- [Task description]:
Copy all of the entries that follow, exactly.

- [Data for this exercise]:
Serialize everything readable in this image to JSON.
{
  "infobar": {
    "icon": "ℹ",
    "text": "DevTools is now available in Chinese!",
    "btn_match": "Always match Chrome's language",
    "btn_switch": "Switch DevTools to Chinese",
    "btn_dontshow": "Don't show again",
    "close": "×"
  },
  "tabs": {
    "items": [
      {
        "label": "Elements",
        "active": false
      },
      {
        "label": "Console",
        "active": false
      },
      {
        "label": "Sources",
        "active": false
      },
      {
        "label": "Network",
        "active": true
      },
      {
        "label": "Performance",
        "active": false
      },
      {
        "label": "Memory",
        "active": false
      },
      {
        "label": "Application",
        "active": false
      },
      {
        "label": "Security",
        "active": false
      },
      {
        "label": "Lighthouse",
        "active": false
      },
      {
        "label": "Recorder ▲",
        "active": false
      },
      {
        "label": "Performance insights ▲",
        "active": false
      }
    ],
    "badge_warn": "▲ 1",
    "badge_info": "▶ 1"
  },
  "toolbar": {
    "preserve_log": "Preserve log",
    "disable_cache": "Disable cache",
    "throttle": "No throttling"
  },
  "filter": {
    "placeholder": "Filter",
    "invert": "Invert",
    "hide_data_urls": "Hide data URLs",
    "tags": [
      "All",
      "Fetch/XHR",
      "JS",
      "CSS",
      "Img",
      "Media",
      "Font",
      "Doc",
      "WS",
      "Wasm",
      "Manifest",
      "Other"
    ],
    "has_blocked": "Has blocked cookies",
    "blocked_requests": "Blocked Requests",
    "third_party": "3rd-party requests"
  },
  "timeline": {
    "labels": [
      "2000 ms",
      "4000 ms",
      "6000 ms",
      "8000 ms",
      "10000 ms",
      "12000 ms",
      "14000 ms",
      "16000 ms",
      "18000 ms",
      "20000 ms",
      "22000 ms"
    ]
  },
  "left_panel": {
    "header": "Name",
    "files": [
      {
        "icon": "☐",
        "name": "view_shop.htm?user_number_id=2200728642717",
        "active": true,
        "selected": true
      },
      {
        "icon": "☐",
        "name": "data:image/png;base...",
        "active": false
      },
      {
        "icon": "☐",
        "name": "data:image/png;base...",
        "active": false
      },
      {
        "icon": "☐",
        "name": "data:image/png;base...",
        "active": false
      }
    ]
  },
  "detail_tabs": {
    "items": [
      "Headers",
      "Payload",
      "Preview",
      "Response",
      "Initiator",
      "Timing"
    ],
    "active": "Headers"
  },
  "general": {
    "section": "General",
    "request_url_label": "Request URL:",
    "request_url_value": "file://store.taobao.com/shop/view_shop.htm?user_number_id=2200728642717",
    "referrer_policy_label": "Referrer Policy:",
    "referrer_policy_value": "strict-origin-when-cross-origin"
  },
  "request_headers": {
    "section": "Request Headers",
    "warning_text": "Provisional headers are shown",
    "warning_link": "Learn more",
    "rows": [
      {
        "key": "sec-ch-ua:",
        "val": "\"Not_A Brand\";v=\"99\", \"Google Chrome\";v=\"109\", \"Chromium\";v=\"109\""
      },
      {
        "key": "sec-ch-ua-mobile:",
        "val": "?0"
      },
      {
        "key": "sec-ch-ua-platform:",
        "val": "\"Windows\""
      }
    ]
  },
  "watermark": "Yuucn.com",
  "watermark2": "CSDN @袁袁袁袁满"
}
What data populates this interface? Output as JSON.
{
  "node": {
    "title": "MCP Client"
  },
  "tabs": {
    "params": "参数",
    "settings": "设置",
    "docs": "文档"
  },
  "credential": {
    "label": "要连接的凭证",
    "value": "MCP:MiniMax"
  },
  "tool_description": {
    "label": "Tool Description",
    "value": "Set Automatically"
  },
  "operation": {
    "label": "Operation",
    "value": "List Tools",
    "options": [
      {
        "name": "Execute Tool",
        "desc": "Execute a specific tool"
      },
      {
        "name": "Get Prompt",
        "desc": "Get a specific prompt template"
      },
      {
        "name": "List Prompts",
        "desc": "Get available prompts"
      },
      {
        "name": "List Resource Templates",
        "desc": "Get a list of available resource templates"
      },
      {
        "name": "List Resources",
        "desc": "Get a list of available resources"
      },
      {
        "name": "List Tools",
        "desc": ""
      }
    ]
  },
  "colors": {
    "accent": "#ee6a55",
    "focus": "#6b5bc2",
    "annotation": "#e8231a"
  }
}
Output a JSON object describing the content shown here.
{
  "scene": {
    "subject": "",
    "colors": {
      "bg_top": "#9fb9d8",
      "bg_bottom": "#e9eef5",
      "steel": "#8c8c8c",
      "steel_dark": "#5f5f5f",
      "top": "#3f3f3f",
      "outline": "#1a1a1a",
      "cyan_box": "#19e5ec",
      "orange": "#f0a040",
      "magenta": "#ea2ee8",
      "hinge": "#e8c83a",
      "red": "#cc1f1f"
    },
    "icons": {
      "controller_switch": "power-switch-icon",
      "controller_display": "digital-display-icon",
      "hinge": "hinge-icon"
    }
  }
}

- [Your response]:
Serialize everything readable in this image to JSON.
{
  "infobar": {
    "icon": "ℹ",
    "text": "DevTools is now available in Chinese!",
    "btn_match": "Always match Chrome's language",
    "btn_switch": "Switch DevTools to Chinese",
    "btn_dontshow": "Don't show again",
    "close": "×"
  },
  "tabs": {
    "items": [
      {
        "label": "Elements",
        "active": false
      },
      {
        "label": "Console",
        "active": false
      },
      {
        "label": "Sources",
        "active": false
      },
      {
        "label": "Network",
        "active": true
      },
      {
        "label": "Performance",
        "active": false
      },
      {
        "label": "Memory",
        "active": false
      },
      {
        "label": "Application",
        "active": false
      },
      {
        "label": "Security",
        "active": false
      },
      {
        "label": "Lighthouse",
        "active": false
      },
      {
        "label": "Recorder ▲",
        "active": false
      },
      {
        "label": "Performance insights ▲",
        "active": false
      }
    ],
    "badge_warn": "▲ 1",
    "badge_info": "▶ 1"
  },
  "toolbar": {
    "preserve_log": "Preserve log",
    "disable_cache": "Disable cache",
    "throttle": "No throttling"
  },
  "filter": {
    "placeholder": "Filter",
    "invert": "Invert",
    "hide_data_urls": "Hide data URLs",
    "tags": [
      "All",
      "Fetch/XHR",
      "JS",
      "CSS",
      "Img",
      "Media",
      "Font",
      "Doc",
      "WS",
      "Wasm",
      "Manifest",
      "Other"
    ],
    "has_blocked": "Has blocked cookies",
    "blocked_requests": "Blocked Requests",
    "third_party": "3rd-party requests"
  },
  "timeline": {
    "labels": [
      "2000 ms",
      "4000 ms",
      "6000 ms",
      "8000 ms",
      "10000 ms",
      "12000 ms",
      "14000 ms",
      "16000 ms",
      "18000 ms",
      "20000 ms",
      "22000 ms"
    ]
  },
  "left_panel": {
    "header": "Name",
    "files": [
      {
        "icon": "☐",
        "name": "view_shop.htm?user_number_id=2200728642717",
        "active": true,
        "selected": true
      },
      {
        "icon": "☐",
        "name": "data:image/png;base...",
        "active": false
      },
      {
        "icon": "☐",
        "name": "data:image/png;base...",
        "active": false
      },
      {
        "icon": "☐",
        "name": "data:image/png;base...",
        "active": false
      }
    ]
  },
  "detail_tabs": {
    "items": [
      "Headers",
      "Payload",
      "Preview",
      "Response",
      "Initiator",
      "Timing"
    ],
    "active": "Headers"
  },
  "general": {
    "section": "General",
    "request_url_label": "Request URL:",
    "request_url_value": "file://store.taobao.com/shop/view_shop.htm?user_number_id=2200728642717",
    "referrer_policy_label": "Referrer Policy:",
    "referrer_policy_value": "strict-origin-when-cross-origin"
  },
  "request_headers": {
    "section": "Request Headers",
    "warning_text": "Provisional headers are shown",
    "warning_link": "Learn more",
    "rows": [
      {
        "key": "sec-ch-ua:",
        "val": "\"Not_A Brand\";v=\"99\", \"Google Chrome\";v=\"109\", \"Chromium\";v=\"109\""
      },
      {
        "key": "sec-ch-ua-mobile:",
        "val": "?0"
      },
      {
        "key": "sec-ch-ua-platform:",
        "val": "\"Windows\""
      }
    ]
  },
  "watermark": "Yuucn.com",
  "watermark2": "CSDN @袁袁袁袁满"
}
What data populates this interface? Output as JSON.
{
  "node": {
    "title": "MCP Client"
  },
  "tabs": {
    "params": "参数",
    "settings": "设置",
    "docs": "文档"
  },
  "credential": {
    "label": "要连接的凭证",
    "value": "MCP:MiniMax"
  },
  "tool_description": {
    "label": "Tool Description",
    "value": "Set Automatically"
  },
  "operation": {
    "label": "Operation",
    "value": "List Tools",
    "options": [
      {
        "name": "Execute Tool",
        "desc": "Execute a specific tool"
      },
      {
        "name": "Get Prompt",
        "desc": "Get a specific prompt template"
      },
      {
        "name": "List Prompts",
        "desc": "Get available prompts"
      },
      {
        "name": "List Resource Templates",
        "desc": "Get a list of available resource templates"
      },
      {
        "name": "List Resources",
        "desc": "Get a list of available resources"
      },
      {
        "name": "List Tools",
        "desc": ""
      }
    ]
  },
  "colors": {
    "accent": "#ee6a55",
    "focus": "#6b5bc2",
    "annotation": "#e8231a"
  }
}
Output a JSON object describing the content shown here.
{
  "scene": {
    "subject": "",
    "colors": {
      "bg_top": "#9fb9d8",
      "bg_bottom": "#e9eef5",
      "steel": "#8c8c8c",
      "steel_dark": "#5f5f5f",
      "top": "#3f3f3f",
      "outline": "#1a1a1a",
      "cyan_box": "#19e5ec",
      "orange": "#f0a040",
      "magenta": "#ea2ee8",
      "hinge": "#e8c83a",
      "red": "#cc1f1f"
    },
    "icons": {
      "controller_switch": "power-switch-icon",
      "controller_display": "digital-display-icon",
      "hinge": "hinge-icon"
    }
  }
}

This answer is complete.